On the sales front, many people start in wine retail. It’s pretty easy to walk into a shop and ask for a job paying a low hourly rate. But it is a great place to start. You’ll have the chance to taste lots of different wines and learn from your colleagues. Most importantly, you’ll start to understand consumer behavior and that will be invaluable in the years to come.

Alternatively, one of the best jobs is as a Sales Rep. I loved the freedom to disappear into the city with a trunk full of samples. You’ll get to meet dozens of customers in the hospitality and retail industries. Along with a start in wine retail, this is probably the best way to learn the ropes.

In terms of formal education in Sales and Marketing, you could do an MBA at a number of different schools. Sonoma State, Bordeaux and Adelaide have excellent programs. Having these qualifications, which can often be done part-time over 12-18 months can really open doors and help with your career. And don’t forget, there is much more money in sales and marketing compared to the average salaries in production so that’s something to consider too.

After getting some formal training like an MBA, you could consider working in export sales. It can be fun to fly around the world selling wine, although after a few years hotel rooms and airports quickly lose their appeal.

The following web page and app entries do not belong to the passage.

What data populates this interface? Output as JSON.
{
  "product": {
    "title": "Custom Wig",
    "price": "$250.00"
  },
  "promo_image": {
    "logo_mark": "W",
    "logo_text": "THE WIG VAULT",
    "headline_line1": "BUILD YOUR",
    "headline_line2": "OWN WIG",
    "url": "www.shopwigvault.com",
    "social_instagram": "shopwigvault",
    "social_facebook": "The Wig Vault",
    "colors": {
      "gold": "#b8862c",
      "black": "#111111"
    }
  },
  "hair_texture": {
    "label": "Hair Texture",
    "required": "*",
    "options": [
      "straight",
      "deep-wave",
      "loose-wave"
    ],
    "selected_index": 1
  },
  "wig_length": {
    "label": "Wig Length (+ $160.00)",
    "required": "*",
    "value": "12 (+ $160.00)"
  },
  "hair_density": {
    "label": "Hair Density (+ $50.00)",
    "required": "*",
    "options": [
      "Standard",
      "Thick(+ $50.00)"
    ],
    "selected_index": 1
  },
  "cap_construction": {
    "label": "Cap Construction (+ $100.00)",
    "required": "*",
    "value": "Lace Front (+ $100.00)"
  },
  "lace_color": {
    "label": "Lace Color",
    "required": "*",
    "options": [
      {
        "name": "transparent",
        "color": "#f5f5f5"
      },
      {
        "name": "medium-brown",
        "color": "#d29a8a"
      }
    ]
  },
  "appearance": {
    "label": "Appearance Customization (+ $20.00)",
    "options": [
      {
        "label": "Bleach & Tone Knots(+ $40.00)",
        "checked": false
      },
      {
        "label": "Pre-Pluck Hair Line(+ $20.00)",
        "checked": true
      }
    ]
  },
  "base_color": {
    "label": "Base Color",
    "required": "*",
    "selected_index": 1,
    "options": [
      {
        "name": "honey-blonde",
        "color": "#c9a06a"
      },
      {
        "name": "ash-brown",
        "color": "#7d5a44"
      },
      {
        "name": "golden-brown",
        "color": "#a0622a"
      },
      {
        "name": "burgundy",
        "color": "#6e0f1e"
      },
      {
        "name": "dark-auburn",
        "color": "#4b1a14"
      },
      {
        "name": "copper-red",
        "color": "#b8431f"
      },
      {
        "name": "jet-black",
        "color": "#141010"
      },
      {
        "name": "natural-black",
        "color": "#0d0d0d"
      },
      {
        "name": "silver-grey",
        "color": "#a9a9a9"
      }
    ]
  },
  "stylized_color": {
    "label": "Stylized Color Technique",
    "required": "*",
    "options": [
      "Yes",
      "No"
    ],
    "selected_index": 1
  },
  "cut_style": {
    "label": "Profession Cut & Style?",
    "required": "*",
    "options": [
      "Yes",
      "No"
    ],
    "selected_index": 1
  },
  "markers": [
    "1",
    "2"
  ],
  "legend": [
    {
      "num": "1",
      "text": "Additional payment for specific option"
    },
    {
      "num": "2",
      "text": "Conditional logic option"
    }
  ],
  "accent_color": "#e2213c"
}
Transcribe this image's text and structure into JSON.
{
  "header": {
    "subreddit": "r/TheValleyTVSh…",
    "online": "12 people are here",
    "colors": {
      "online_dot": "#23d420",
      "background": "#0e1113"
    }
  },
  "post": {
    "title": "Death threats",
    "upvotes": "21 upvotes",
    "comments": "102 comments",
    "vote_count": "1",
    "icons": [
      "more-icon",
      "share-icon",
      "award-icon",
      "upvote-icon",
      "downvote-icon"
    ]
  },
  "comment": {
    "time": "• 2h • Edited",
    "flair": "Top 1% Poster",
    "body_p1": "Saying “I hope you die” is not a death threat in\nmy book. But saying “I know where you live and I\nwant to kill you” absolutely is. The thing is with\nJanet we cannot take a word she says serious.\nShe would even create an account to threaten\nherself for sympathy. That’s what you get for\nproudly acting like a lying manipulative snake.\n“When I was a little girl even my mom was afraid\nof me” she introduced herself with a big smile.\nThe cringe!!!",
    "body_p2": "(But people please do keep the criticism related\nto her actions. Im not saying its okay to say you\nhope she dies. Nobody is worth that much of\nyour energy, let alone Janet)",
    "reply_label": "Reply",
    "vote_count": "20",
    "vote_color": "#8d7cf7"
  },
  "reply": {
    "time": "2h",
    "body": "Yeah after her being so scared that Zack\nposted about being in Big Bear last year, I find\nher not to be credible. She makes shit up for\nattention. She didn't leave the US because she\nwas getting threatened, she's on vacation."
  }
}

Eventually, many people working in sales start their own import companies or become brokers, or develop their own trading business of one type or another. These can flourish.

There are dozens of other niche businesses. If you want to be a wine writer then getting accredited is a good start, although it doesn’t seem to be mandatory. Writing doesn’t seem to pay much for all but the top 10 in the world and even they seem to moan about the low pay. But they do like the incredible experiences, the travel, the wonderful wines and effectively they can live like a millionaire so that counter-balances the fees paid by magazines and newspapers. Sadly, very few people in the world are interested in reading about wine, at least compared to food.

Designing packaging and websites could be another area to consider, and the top designers can do very well. Or maybe you want to be a professional Wine Buyer or Consultant; although a certain amount of training is required before you make purchasing recommendations or dish out advice. Or maybe you want to rep a line of glasses, or have a wine storage business, or do in-store tastings en masse for large companies, or analyze wines at auction to see if they are fake, or be a Sommelier, or work in logistics, or, or , or… The good news is that there are hundreds of options. Just start thinking out of the box.

To get started you can visit www.WineJobsCanada.com , www.WineJobsUSA.com, www.WineJobsEngland.co.uk, or one of our other sites in HK, Oz, or NZ. I hope you’ll find the perfect job that meets all your needs.